> GOAL OF THE EXERCISE: The response should be an exact copy of the records, with the pictures removed.

Extracted records:
● ● ● ● ● ● ●

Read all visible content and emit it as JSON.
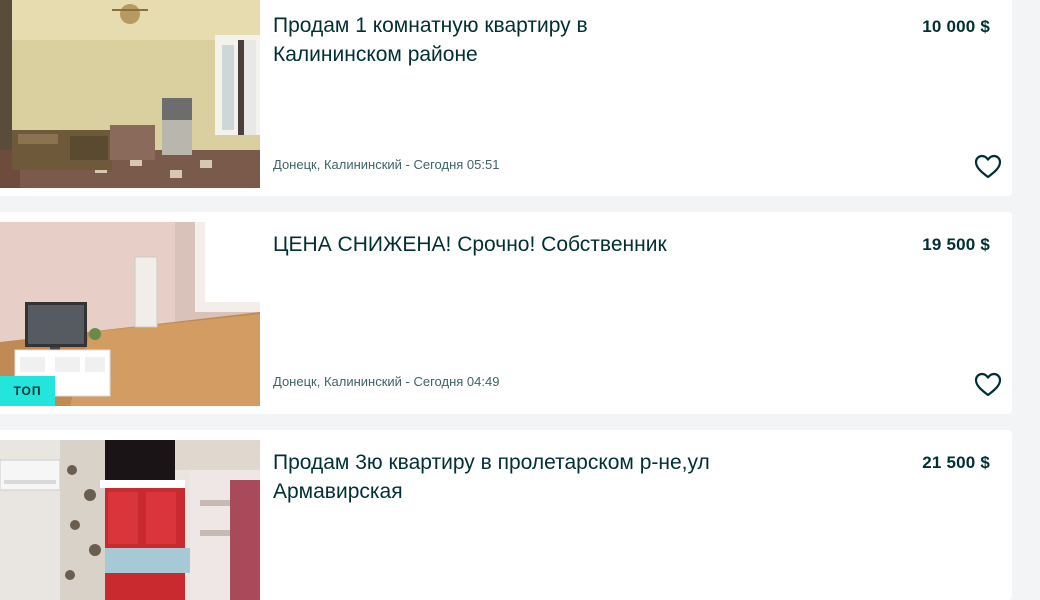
{
  "listings": [
    {
      "title": "Продам 1 комнатную квартиру в Калининском районе",
      "price": "10 000 $",
      "location_time": "Донецк, Калининский - Сегодня 05:51",
      "badge": ""
    },
    {
      "title": "ЦЕНА СНИЖЕНА! Срочно! Собственник",
      "price": "19 500 $",
      "location_time": "Донецк, Калининский - Сегодня 04:49",
      "badge": "ТОП"
    },
    {
      "title": "Продам 3ю квартиру в пролетарском р-не,ул Армавирская",
      "price": "21 500 $",
      "location_time": "",
      "badge": ""
    }
  ],
  "icons": {
    "favorite": "heart-outline-icon"
  },
  "colors": {
    "card_bg": "#ffffff",
    "page_bg": "#f2f4f5",
    "text": "#002f34",
    "meta_text": "#406367",
    "top_badge": "#23e5db"
  }
}
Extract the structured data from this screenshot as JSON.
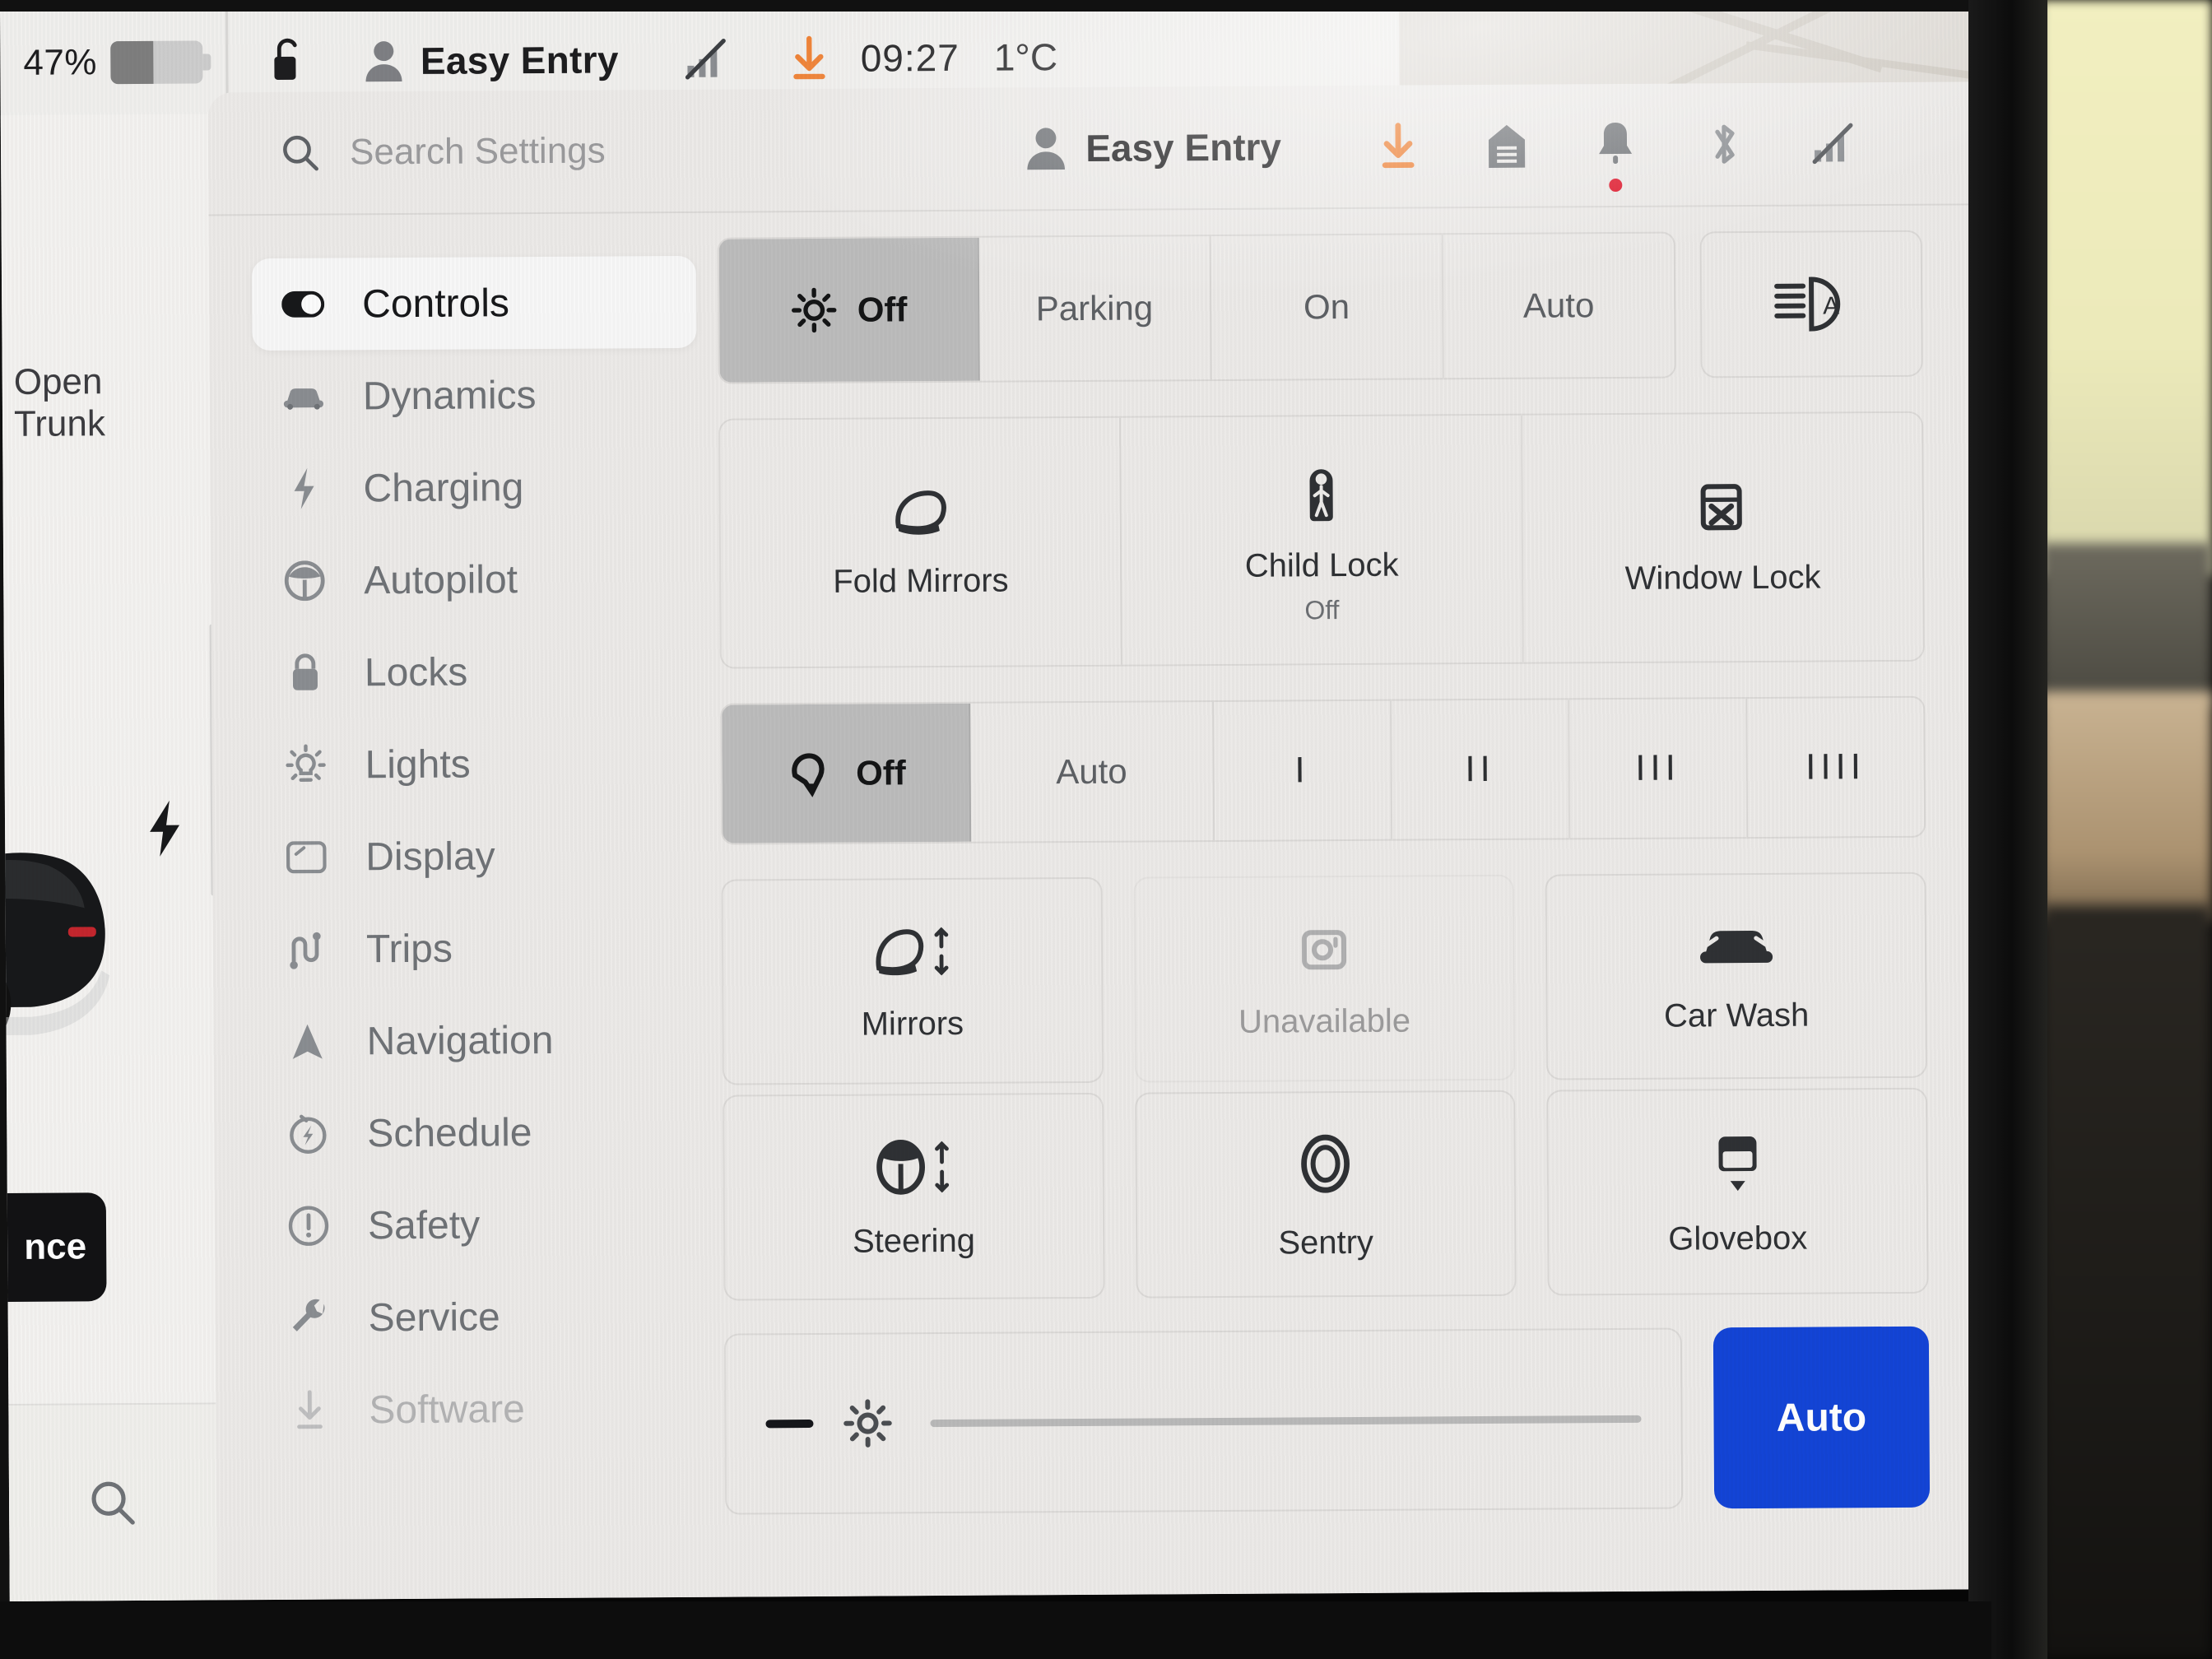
{
  "statusbar": {
    "battery_percent": "47%",
    "battery_level": 47,
    "lock_icon": "unlocked-padlock-icon",
    "profile_icon": "person-icon",
    "profile_name": "Easy Entry",
    "signal_icon": "signal-off-icon",
    "download_icon": "software-download-icon",
    "time": "09:27",
    "temperature": "1°C"
  },
  "car_panel": {
    "open_trunk_label": "Open Trunk",
    "charge_icon": "charge-bolt-icon",
    "range_pill_text": "nce",
    "search_icon": "search-icon",
    "car_image": "tesla-rear-view"
  },
  "settings_header": {
    "search_icon": "search-icon",
    "search_value": "",
    "search_placeholder": "Search Settings",
    "profile_icon": "person-icon",
    "profile_name": "Easy Entry",
    "icons": [
      {
        "name": "software-download-icon",
        "color": "#ef8236"
      },
      {
        "name": "garage-door-icon",
        "color": "#6f7276"
      },
      {
        "name": "bell-icon",
        "color": "#6f7276",
        "badge": true
      },
      {
        "name": "bluetooth-icon",
        "color": "#8b8e92"
      },
      {
        "name": "signal-off-icon",
        "color": "#8b8e92"
      }
    ],
    "badge_color": "#e0162a"
  },
  "sidebar": {
    "items": [
      {
        "label": "Controls",
        "icon": "toggle-switch-icon",
        "active": true
      },
      {
        "label": "Dynamics",
        "icon": "car-front-icon",
        "active": false
      },
      {
        "label": "Charging",
        "icon": "lightning-bolt-icon",
        "active": false
      },
      {
        "label": "Autopilot",
        "icon": "steering-wheel-icon",
        "active": false
      },
      {
        "label": "Locks",
        "icon": "padlock-icon",
        "active": false
      },
      {
        "label": "Lights",
        "icon": "light-bulb-icon",
        "active": false
      },
      {
        "label": "Display",
        "icon": "display-screen-icon",
        "active": false
      },
      {
        "label": "Trips",
        "icon": "winding-road-icon",
        "active": false
      },
      {
        "label": "Navigation",
        "icon": "navigation-arrow-icon",
        "active": false
      },
      {
        "label": "Schedule",
        "icon": "scheduled-charge-icon",
        "active": false
      },
      {
        "label": "Safety",
        "icon": "alert-circle-icon",
        "active": false
      },
      {
        "label": "Service",
        "icon": "wrench-icon",
        "active": false
      },
      {
        "label": "Software",
        "icon": "download-arrow-icon",
        "active": false
      }
    ]
  },
  "controls": {
    "headlights": {
      "icon": "headlight-icon",
      "options": [
        "Off",
        "Parking",
        "On",
        "Auto"
      ],
      "selected": "Off",
      "auto_highbeam_icon": "auto-high-beam-icon"
    },
    "lock_cards": [
      {
        "label": "Fold Mirrors",
        "sub": "",
        "icon": "side-mirror-icon"
      },
      {
        "label": "Child Lock",
        "sub": "Off",
        "icon": "child-lock-icon"
      },
      {
        "label": "Window Lock",
        "sub": "",
        "icon": "window-lock-icon"
      }
    ],
    "wipers": {
      "icon": "wiper-icon",
      "options": [
        "Off",
        "Auto",
        "I",
        "II",
        "III",
        "IIII"
      ],
      "selected": "Off"
    },
    "tiles": [
      {
        "label": "Mirrors",
        "icon": "mirror-adjust-icon",
        "disabled": false
      },
      {
        "label": "Unavailable",
        "icon": "camera-icon",
        "disabled": true
      },
      {
        "label": "Car Wash",
        "icon": "car-wash-icon",
        "disabled": false
      },
      {
        "label": "Steering",
        "icon": "steering-adjust-icon",
        "disabled": false
      },
      {
        "label": "Sentry",
        "icon": "sentry-mode-icon",
        "disabled": false
      },
      {
        "label": "Glovebox",
        "icon": "glovebox-icon",
        "disabled": false
      }
    ],
    "brightness": {
      "minus_icon": "minus-icon",
      "brightness_icon": "brightness-icon",
      "value": 0,
      "auto_label": "Auto",
      "auto_color": "#1344d6"
    }
  }
}
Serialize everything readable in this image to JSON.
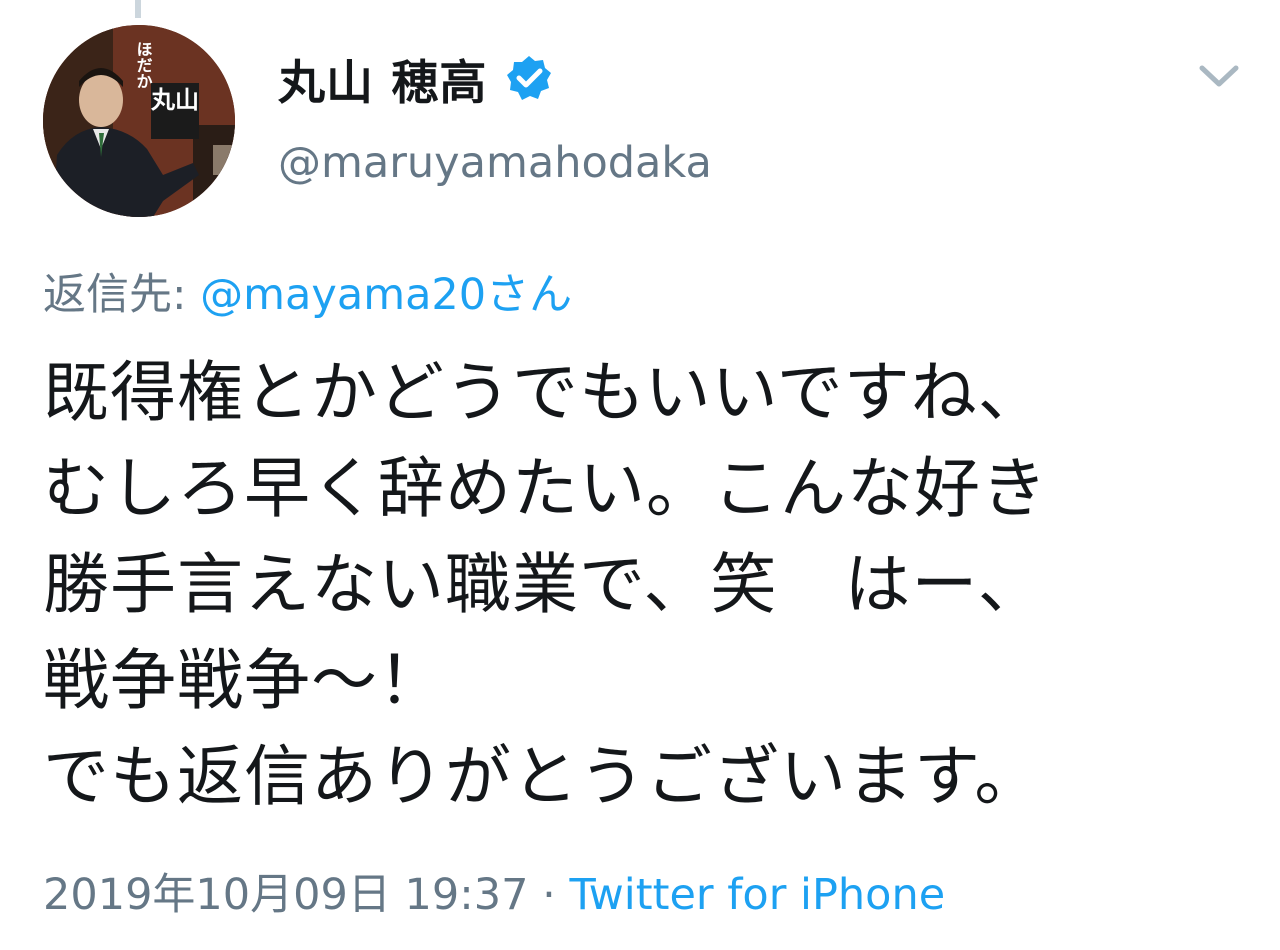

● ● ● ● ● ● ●

> OUTPUT OF THE TASK:
Read all visible content and emit it as JSON.
{
  "listings": [
    {
      "title": "Продам 1 комнатную квартиру в Калининском районе",
      "price": "10 000 $",
      "location_time": "Донецк, Калининский - Сегодня 05:51",
      "badge": ""
    },
    {
      "title": "ЦЕНА СНИЖЕНА! Срочно! Собственник",
      "price": "19 500 $",
      "location_time": "Донецк, Калининский - Сегодня 04:49",
      "badge": "ТОП"
    },
    {
      "title": "Продам 3ю квартиру в пролетарском р-не,ул Армавирская",
      "price": "21 500 $",
      "location_time": "",
      "badge": ""
    }
  ],
  "icons": {
    "favorite": "heart-outline-icon"
  },
  "colors": {
    "card_bg": "#ffffff",
    "page_bg": "#f2f4f5",
    "text": "#002f34",
    "meta_text": "#406367",
    "top_badge": "#23e5db"
  }
}
Extract the structured data from this screenshot as JSON.
{
  "statusbar": {
    "battery_percent": "47%",
    "battery_level": 47,
    "lock_icon": "unlocked-padlock-icon",
    "profile_icon": "person-icon",
    "profile_name": "Easy Entry",
    "signal_icon": "signal-off-icon",
    "download_icon": "software-download-icon",
    "time": "09:27",
    "temperature": "1°C"
  },
  "car_panel": {
    "open_trunk_label": "Open Trunk",
    "charge_icon": "charge-bolt-icon",
    "range_pill_text": "nce",
    "search_icon": "search-icon",
    "car_image": "tesla-rear-view"
  },
  "settings_header": {
    "search_icon": "search-icon",
    "search_value": "",
    "search_placeholder": "Search Settings",
    "profile_icon": "person-icon",
    "profile_name": "Easy Entry",
    "icons": [
      {
        "name": "software-download-icon",
        "color": "#ef8236"
      },
      {
        "name": "garage-door-icon",
        "color": "#6f7276"
      },
      {
        "name": "bell-icon",
        "color": "#6f7276",
        "badge": true
      },
      {
        "name": "bluetooth-icon",
        "color": "#8b8e92"
      },
      {
        "name": "signal-off-icon",
        "color": "#8b8e92"
      }
    ],
    "badge_color": "#e0162a"
  },
  "sidebar": {
    "items": [
      {
        "label": "Controls",
        "icon": "toggle-switch-icon",
        "active": true
      },
      {
        "label": "Dynamics",
        "icon": "car-front-icon",
        "active": false
      },
      {
        "label": "Charging",
        "icon": "lightning-bolt-icon",
        "active": false
      },
      {
        "label": "Autopilot",
        "icon": "steering-wheel-icon",
        "active": false
      },
      {
        "label": "Locks",
        "icon": "padlock-icon",
        "active": false
      },
      {
        "label": "Lights",
        "icon": "light-bulb-icon",
        "active": false
      },
      {
        "label": "Display",
        "icon": "display-screen-icon",
        "active": false
      },
      {
        "label": "Trips",
        "icon": "winding-road-icon",
        "active": false
      },
      {
        "label": "Navigation",
        "icon": "navigation-arrow-icon",
        "active": false
      },
      {
        "label": "Schedule",
        "icon": "scheduled-charge-icon",
        "active": false
      },
      {
        "label": "Safety",
        "icon": "alert-circle-icon",
        "active": false
      },
      {
        "label": "Service",
        "icon": "wrench-icon",
        "active": false
      },
      {
        "label": "Software",
        "icon": "download-arrow-icon",
        "active": false
      }
    ]
  },
  "controls": {
    "headlights": {
      "icon": "headlight-icon",
      "options": [
        "Off",
        "Parking",
        "On",
        "Auto"
      ],
      "selected": "Off",
      "auto_highbeam_icon": "auto-high-beam-icon"
    },
    "lock_cards": [
      {
        "label": "Fold Mirrors",
        "sub": "",
        "icon": "side-mirror-icon"
      },
      {
        "label": "Child Lock",
        "sub": "Off",
        "icon": "child-lock-icon"
      },
      {
        "label": "Window Lock",
        "sub": "",
        "icon": "window-lock-icon"
      }
    ],
    "wipers": {
      "icon": "wiper-icon",
      "options": [
        "Off",
        "Auto",
        "I",
        "II",
        "III",
        "IIII"
      ],
      "selected": "Off"
    },
    "tiles": [
      {
        "label": "Mirrors",
        "icon": "mirror-adjust-icon",
        "disabled": false
      },
      {
        "label": "Unavailable",
        "icon": "camera-icon",
        "disabled": true
      },
      {
        "label": "Car Wash",
        "icon": "car-wash-icon",
        "disabled": false
      },
      {
        "label": "Steering",
        "icon": "steering-adjust-icon",
        "disabled": false
      },
      {
        "label": "Sentry",
        "icon": "sentry-mode-icon",
        "disabled": false
      },
      {
        "label": "Glovebox",
        "icon": "glovebox-icon",
        "disabled": false
      }
    ],
    "brightness": {
      "minus_icon": "minus-icon",
      "brightness_icon": "brightness-icon",
      "value": 0,
      "auto_label": "Auto",
      "auto_color": "#1344d6"
    }
  }
}
Serialize everything readable in this image to JSON.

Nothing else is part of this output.